== Segment start ==

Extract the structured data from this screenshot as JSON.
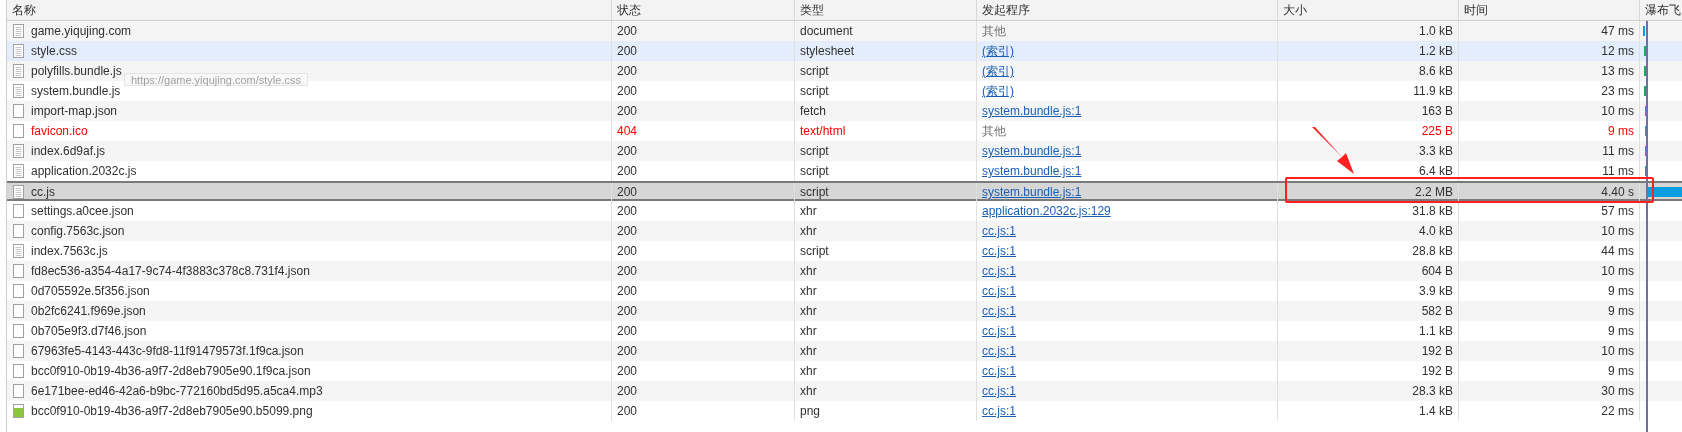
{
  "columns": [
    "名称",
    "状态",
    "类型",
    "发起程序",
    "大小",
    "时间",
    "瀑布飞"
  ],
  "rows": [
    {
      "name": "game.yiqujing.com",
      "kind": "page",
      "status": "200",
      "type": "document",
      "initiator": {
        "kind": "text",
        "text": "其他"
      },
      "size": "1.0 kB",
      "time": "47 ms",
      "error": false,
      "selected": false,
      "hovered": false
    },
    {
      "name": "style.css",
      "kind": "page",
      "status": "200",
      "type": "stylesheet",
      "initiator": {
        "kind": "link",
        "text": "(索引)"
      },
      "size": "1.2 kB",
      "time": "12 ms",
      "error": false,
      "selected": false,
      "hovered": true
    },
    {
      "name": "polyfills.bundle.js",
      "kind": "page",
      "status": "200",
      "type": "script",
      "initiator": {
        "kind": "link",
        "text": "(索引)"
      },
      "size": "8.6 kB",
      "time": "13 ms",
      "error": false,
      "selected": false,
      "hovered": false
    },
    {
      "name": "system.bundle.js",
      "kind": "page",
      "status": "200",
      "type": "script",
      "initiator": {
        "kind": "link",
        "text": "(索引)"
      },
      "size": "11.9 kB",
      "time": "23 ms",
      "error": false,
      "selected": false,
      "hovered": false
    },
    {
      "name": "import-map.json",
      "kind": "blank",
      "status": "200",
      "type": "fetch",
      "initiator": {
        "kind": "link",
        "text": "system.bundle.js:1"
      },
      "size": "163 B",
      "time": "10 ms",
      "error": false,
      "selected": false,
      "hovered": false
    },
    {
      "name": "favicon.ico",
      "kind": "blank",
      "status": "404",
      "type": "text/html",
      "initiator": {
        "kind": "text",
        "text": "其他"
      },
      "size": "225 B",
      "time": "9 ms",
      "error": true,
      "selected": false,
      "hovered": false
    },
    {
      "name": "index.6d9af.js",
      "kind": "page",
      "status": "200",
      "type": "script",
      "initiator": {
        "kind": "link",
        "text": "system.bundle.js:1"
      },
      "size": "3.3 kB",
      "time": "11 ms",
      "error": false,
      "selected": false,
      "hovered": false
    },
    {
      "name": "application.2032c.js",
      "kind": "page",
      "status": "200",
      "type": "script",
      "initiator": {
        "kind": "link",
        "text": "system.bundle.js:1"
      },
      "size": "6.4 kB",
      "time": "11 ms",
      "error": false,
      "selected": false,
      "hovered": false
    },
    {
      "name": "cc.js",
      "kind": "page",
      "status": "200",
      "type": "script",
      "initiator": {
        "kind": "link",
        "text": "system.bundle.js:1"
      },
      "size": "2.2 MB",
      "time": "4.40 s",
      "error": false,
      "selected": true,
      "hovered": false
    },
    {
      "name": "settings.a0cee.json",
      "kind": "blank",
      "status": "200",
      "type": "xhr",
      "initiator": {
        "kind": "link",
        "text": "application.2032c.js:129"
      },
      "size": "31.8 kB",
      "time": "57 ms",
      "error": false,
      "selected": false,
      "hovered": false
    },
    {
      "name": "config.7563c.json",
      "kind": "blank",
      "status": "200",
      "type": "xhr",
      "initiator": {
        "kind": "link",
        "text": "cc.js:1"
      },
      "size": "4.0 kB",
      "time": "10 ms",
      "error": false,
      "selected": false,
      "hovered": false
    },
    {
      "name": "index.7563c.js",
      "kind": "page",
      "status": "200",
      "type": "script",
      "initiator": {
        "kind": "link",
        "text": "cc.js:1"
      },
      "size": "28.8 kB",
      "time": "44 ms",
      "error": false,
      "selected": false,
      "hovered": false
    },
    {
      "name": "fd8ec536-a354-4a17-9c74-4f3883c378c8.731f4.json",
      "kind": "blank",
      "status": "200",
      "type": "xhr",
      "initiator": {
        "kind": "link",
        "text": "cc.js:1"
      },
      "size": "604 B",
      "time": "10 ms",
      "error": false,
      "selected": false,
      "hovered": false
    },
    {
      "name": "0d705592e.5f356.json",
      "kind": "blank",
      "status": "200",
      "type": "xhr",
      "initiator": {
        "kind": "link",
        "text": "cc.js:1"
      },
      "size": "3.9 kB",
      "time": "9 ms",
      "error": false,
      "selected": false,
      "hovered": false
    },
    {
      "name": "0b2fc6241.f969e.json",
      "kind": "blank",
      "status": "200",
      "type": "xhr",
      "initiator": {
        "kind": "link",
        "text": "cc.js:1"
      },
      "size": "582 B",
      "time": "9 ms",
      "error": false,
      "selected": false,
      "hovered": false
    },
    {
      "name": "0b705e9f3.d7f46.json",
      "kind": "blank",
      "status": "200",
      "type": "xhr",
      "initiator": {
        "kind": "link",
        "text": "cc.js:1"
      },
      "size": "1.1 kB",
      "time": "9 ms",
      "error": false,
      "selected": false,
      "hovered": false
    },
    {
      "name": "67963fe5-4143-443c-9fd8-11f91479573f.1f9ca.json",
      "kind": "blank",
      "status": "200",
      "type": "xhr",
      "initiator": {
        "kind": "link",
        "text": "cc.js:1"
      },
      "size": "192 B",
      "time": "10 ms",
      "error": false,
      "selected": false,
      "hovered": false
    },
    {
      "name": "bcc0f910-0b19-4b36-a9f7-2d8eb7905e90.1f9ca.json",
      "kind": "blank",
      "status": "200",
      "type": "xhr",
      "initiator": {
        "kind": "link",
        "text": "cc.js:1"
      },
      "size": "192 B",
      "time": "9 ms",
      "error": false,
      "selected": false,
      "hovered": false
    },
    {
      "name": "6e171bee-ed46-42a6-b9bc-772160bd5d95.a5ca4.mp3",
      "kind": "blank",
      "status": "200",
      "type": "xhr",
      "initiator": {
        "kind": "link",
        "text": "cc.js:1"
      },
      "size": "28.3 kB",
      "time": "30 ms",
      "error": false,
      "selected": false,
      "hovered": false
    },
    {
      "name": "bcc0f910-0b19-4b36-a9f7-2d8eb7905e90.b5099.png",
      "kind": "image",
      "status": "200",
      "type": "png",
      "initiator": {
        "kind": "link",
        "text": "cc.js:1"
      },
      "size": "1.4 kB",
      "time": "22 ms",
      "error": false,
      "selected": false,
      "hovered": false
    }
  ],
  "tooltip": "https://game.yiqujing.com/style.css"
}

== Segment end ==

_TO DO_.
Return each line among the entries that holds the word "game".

_RESULT FOR THIS TASK_.
      "name": "game.yiqujing.com",
  "tooltip": "https://game.yiqujing.com/style.css"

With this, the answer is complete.